**WORK INSTRUCTION:** The response should be the data again, identical in every line.

**DATASET ENTRIES:**
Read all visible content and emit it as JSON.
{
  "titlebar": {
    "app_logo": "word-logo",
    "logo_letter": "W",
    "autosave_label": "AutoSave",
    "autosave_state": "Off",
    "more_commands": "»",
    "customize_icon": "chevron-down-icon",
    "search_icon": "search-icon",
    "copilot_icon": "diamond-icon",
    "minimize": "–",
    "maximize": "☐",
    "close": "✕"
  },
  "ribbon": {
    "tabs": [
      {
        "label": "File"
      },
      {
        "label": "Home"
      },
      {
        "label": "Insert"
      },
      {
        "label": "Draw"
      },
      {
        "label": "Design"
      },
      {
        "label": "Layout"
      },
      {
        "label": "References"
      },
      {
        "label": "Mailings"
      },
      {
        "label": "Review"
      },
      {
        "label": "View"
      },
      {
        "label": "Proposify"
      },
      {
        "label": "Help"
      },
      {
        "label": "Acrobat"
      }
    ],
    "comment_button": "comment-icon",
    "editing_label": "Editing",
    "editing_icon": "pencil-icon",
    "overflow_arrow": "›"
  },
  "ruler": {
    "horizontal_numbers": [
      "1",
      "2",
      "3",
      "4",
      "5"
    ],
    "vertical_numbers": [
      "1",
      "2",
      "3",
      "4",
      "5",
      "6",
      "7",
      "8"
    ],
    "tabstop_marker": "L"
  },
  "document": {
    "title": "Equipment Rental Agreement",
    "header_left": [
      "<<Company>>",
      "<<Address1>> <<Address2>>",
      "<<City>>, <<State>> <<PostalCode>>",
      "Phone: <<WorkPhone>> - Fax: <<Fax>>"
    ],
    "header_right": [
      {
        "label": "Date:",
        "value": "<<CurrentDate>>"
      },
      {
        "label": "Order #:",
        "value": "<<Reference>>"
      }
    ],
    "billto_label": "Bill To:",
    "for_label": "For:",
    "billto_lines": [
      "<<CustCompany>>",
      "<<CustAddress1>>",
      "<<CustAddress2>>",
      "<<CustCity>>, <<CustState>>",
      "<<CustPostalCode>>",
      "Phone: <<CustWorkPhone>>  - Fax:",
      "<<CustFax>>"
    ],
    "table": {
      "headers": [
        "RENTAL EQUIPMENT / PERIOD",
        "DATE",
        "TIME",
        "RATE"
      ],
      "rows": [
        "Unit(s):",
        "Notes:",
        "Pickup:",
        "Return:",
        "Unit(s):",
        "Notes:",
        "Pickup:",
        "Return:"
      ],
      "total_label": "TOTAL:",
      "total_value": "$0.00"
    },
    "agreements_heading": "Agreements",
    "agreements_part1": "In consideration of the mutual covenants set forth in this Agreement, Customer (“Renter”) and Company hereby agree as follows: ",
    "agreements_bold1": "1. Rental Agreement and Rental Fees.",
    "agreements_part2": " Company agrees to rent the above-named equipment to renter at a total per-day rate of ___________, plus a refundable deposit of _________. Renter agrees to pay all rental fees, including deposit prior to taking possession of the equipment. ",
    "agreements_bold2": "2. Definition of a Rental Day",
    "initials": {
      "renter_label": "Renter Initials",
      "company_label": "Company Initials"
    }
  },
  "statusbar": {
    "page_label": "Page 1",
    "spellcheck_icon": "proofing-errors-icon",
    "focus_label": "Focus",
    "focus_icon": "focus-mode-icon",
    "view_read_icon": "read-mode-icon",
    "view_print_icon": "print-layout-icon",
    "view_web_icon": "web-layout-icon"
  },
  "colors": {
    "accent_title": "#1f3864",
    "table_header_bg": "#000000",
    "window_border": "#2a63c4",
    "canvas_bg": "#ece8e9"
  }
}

**TASK RESPONSE:**
Read all visible content and emit it as JSON.
{
  "titlebar": {
    "app_logo": "word-logo",
    "logo_letter": "W",
    "autosave_label": "AutoSave",
    "autosave_state": "Off",
    "more_commands": "»",
    "customize_icon": "chevron-down-icon",
    "search_icon": "search-icon",
    "copilot_icon": "diamond-icon",
    "minimize": "–",
    "maximize": "☐",
    "close": "✕"
  },
  "ribbon": {
    "tabs": [
      {
        "label": "File"
      },
      {
        "label": "Home"
      },
      {
        "label": "Insert"
      },
      {
        "label": "Draw"
      },
      {
        "label": "Design"
      },
      {
        "label": "Layout"
      },
      {
        "label": "References"
      },
      {
        "label": "Mailings"
      },
      {
        "label": "Review"
      },
      {
        "label": "View"
      },
      {
        "label": "Proposify"
      },
      {
        "label": "Help"
      },
      {
        "label": "Acrobat"
      }
    ],
    "comment_button": "comment-icon",
    "editing_label": "Editing",
    "editing_icon": "pencil-icon",
    "overflow_arrow": "›"
  },
  "ruler": {
    "horizontal_numbers": [
      "1",
      "2",
      "3",
      "4",
      "5"
    ],
    "vertical_numbers": [
      "1",
      "2",
      "3",
      "4",
      "5",
      "6",
      "7",
      "8"
    ],
    "tabstop_marker": "L"
  },
  "document": {
    "title": "Equipment Rental Agreement",
    "header_left": [
      "<<Company>>",
      "<<Address1>> <<Address2>>",
      "<<City>>, <<State>> <<PostalCode>>",
      "Phone: <<WorkPhone>> - Fax: <<Fax>>"
    ],
    "header_right": [
      {
        "label": "Date:",
        "value": "<<CurrentDate>>"
      },
      {
        "label": "Order #:",
        "value": "<<Reference>>"
      }
    ],
    "billto_label": "Bill To:",
    "for_label": "For:",
    "billto_lines": [
      "<<CustCompany>>",
      "<<CustAddress1>>",
      "<<CustAddress2>>",
      "<<CustCity>>, <<CustState>>",
      "<<CustPostalCode>>",
      "Phone: <<CustWorkPhone>>  - Fax:",
      "<<CustFax>>"
    ],
    "table": {
      "headers": [
        "RENTAL EQUIPMENT / PERIOD",
        "DATE",
        "TIME",
        "RATE"
      ],
      "rows": [
        "Unit(s):",
        "Notes:",
        "Pickup:",
        "Return:",
        "Unit(s):",
        "Notes:",
        "Pickup:",
        "Return:"
      ],
      "total_label": "TOTAL:",
      "total_value": "$0.00"
    },
    "agreements_heading": "Agreements",
    "agreements_part1": "In consideration of the mutual covenants set forth in this Agreement, Customer (“Renter”) and Company hereby agree as follows: ",
    "agreements_bold1": "1. Rental Agreement and Rental Fees.",
    "agreements_part2": " Company agrees to rent the above-named equipment to renter at a total per-day rate of ___________, plus a refundable deposit of _________. Renter agrees to pay all rental fees, including deposit prior to taking possession of the equipment. ",
    "agreements_bold2": "2. Definition of a Rental Day",
    "initials": {
      "renter_label": "Renter Initials",
      "company_label": "Company Initials"
    }
  },
  "statusbar": {
    "page_label": "Page 1",
    "spellcheck_icon": "proofing-errors-icon",
    "focus_label": "Focus",
    "focus_icon": "focus-mode-icon",
    "view_read_icon": "read-mode-icon",
    "view_print_icon": "print-layout-icon",
    "view_web_icon": "web-layout-icon"
  },
  "colors": {
    "accent_title": "#1f3864",
    "table_header_bg": "#000000",
    "window_border": "#2a63c4",
    "canvas_bg": "#ece8e9"
  }
}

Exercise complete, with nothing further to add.